### DATA PROVIDED

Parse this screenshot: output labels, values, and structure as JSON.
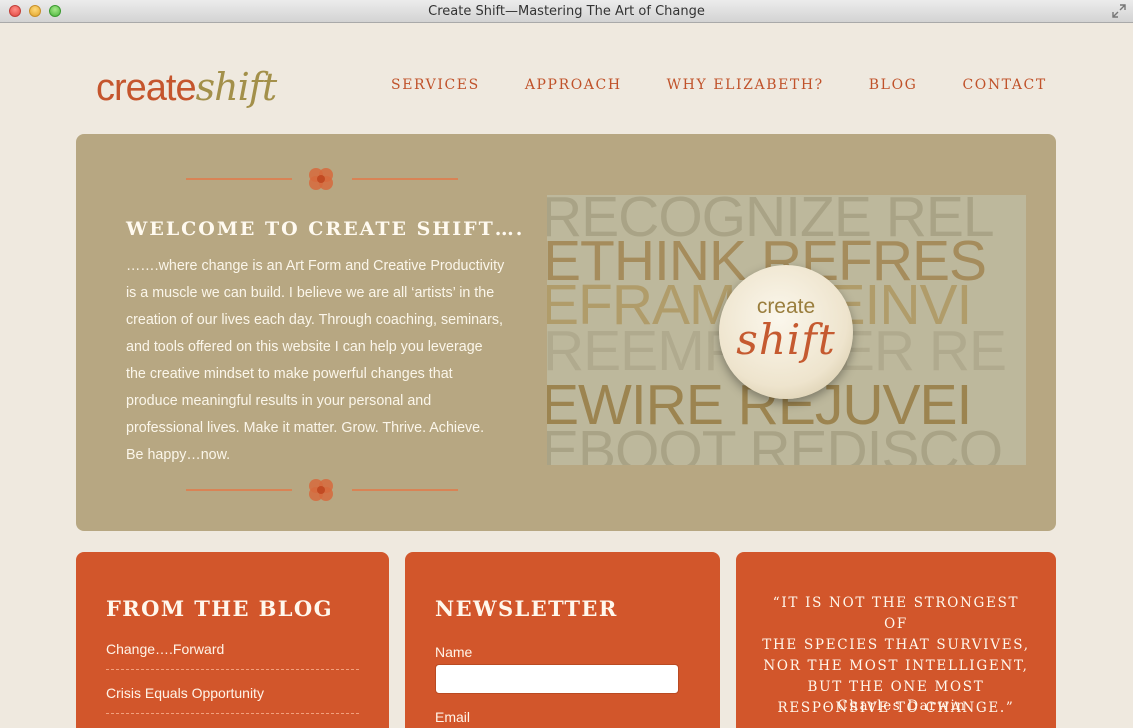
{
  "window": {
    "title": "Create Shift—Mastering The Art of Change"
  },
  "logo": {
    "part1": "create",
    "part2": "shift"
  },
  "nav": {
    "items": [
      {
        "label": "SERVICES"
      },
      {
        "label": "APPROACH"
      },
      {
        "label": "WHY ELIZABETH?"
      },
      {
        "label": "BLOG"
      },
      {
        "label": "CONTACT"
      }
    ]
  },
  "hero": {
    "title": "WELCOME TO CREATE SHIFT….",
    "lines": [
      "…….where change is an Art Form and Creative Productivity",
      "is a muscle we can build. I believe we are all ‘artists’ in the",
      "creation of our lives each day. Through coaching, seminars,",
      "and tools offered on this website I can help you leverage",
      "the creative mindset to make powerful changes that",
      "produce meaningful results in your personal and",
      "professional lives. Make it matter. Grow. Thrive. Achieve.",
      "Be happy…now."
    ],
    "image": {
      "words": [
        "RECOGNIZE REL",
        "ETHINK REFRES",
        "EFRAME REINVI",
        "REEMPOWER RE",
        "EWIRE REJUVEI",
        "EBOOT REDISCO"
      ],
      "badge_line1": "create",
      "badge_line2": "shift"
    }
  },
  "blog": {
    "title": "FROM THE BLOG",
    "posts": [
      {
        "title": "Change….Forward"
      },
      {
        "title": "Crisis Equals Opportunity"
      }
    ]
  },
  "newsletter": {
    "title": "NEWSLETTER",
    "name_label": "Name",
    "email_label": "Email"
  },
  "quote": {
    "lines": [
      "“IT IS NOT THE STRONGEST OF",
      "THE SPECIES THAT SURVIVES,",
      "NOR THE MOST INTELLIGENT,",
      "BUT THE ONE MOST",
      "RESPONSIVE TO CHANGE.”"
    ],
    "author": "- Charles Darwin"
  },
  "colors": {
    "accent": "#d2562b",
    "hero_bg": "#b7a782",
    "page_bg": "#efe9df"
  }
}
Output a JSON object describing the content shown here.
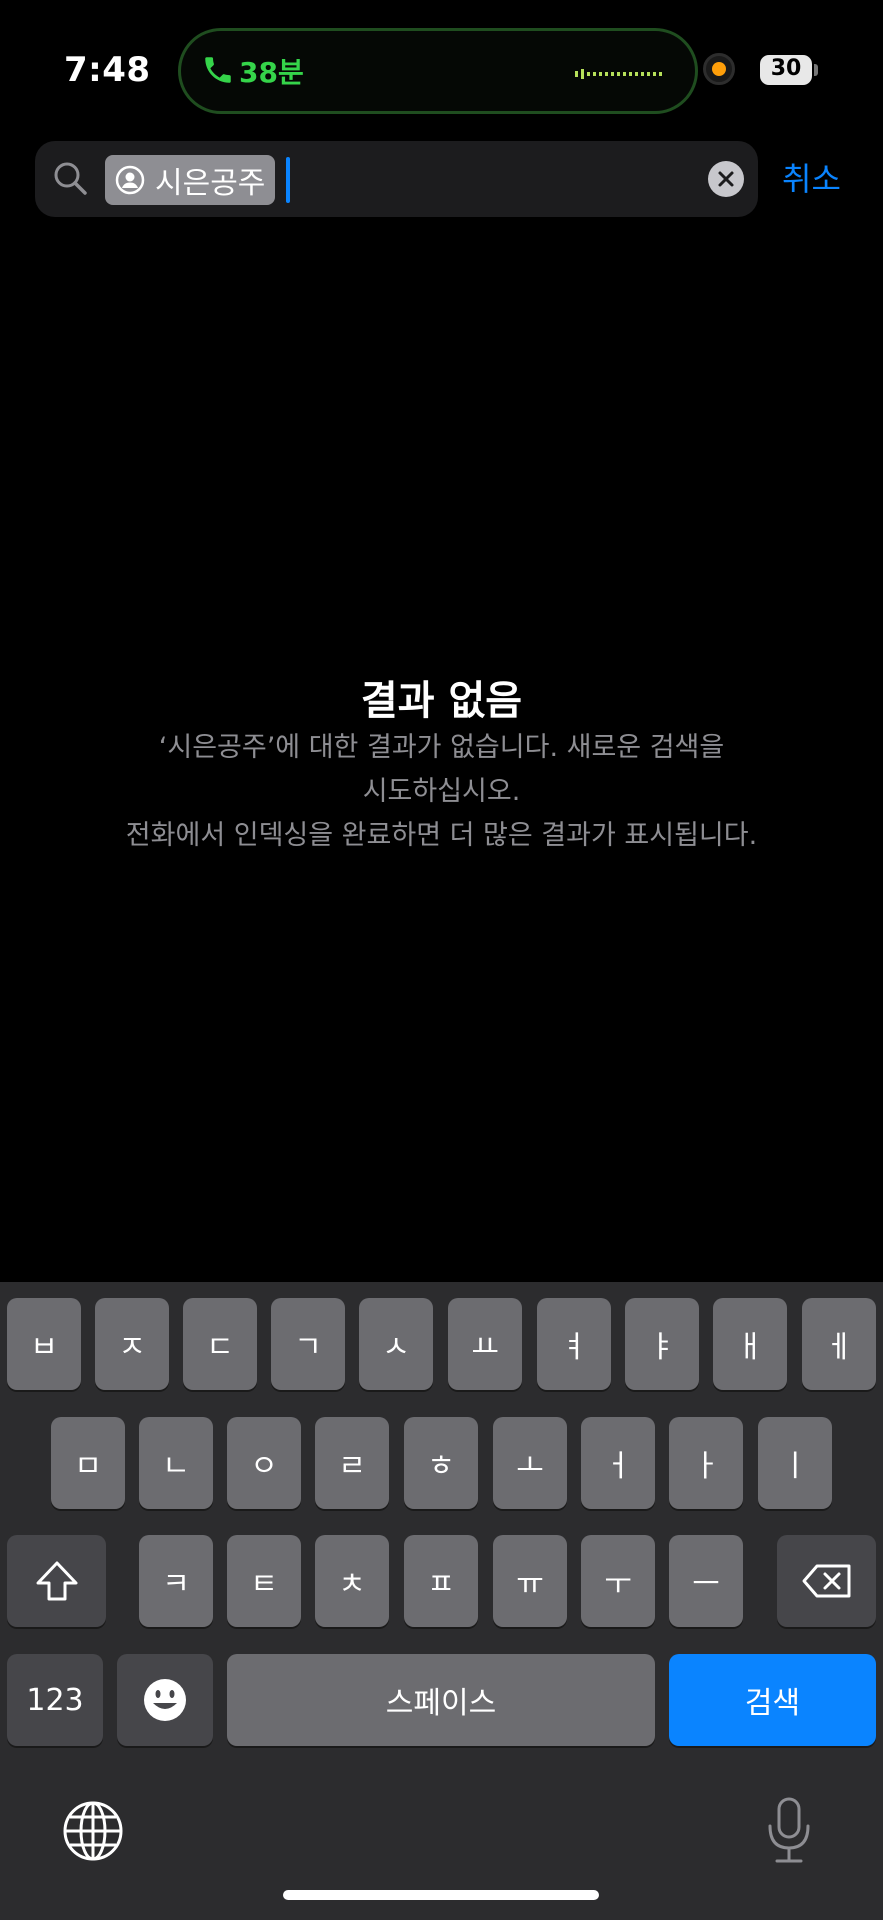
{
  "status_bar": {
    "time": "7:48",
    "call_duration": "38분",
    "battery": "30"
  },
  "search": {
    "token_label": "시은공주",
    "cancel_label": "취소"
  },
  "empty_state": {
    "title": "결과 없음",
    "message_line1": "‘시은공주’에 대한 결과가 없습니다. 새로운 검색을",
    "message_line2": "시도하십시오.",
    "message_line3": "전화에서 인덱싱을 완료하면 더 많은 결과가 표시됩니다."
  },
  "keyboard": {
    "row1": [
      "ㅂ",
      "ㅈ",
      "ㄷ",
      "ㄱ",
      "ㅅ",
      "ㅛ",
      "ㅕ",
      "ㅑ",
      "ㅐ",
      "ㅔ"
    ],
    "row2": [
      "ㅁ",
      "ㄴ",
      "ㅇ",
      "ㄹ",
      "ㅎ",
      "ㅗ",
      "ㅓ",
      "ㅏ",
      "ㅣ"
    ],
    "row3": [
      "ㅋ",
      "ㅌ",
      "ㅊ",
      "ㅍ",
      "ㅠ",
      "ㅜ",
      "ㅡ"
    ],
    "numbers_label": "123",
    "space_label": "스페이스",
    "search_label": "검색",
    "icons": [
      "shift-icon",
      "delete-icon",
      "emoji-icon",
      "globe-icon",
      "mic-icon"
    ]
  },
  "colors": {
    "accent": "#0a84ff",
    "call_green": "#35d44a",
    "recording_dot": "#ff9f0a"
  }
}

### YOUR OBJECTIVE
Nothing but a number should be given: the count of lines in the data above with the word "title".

### THE COMPLETED TASK
7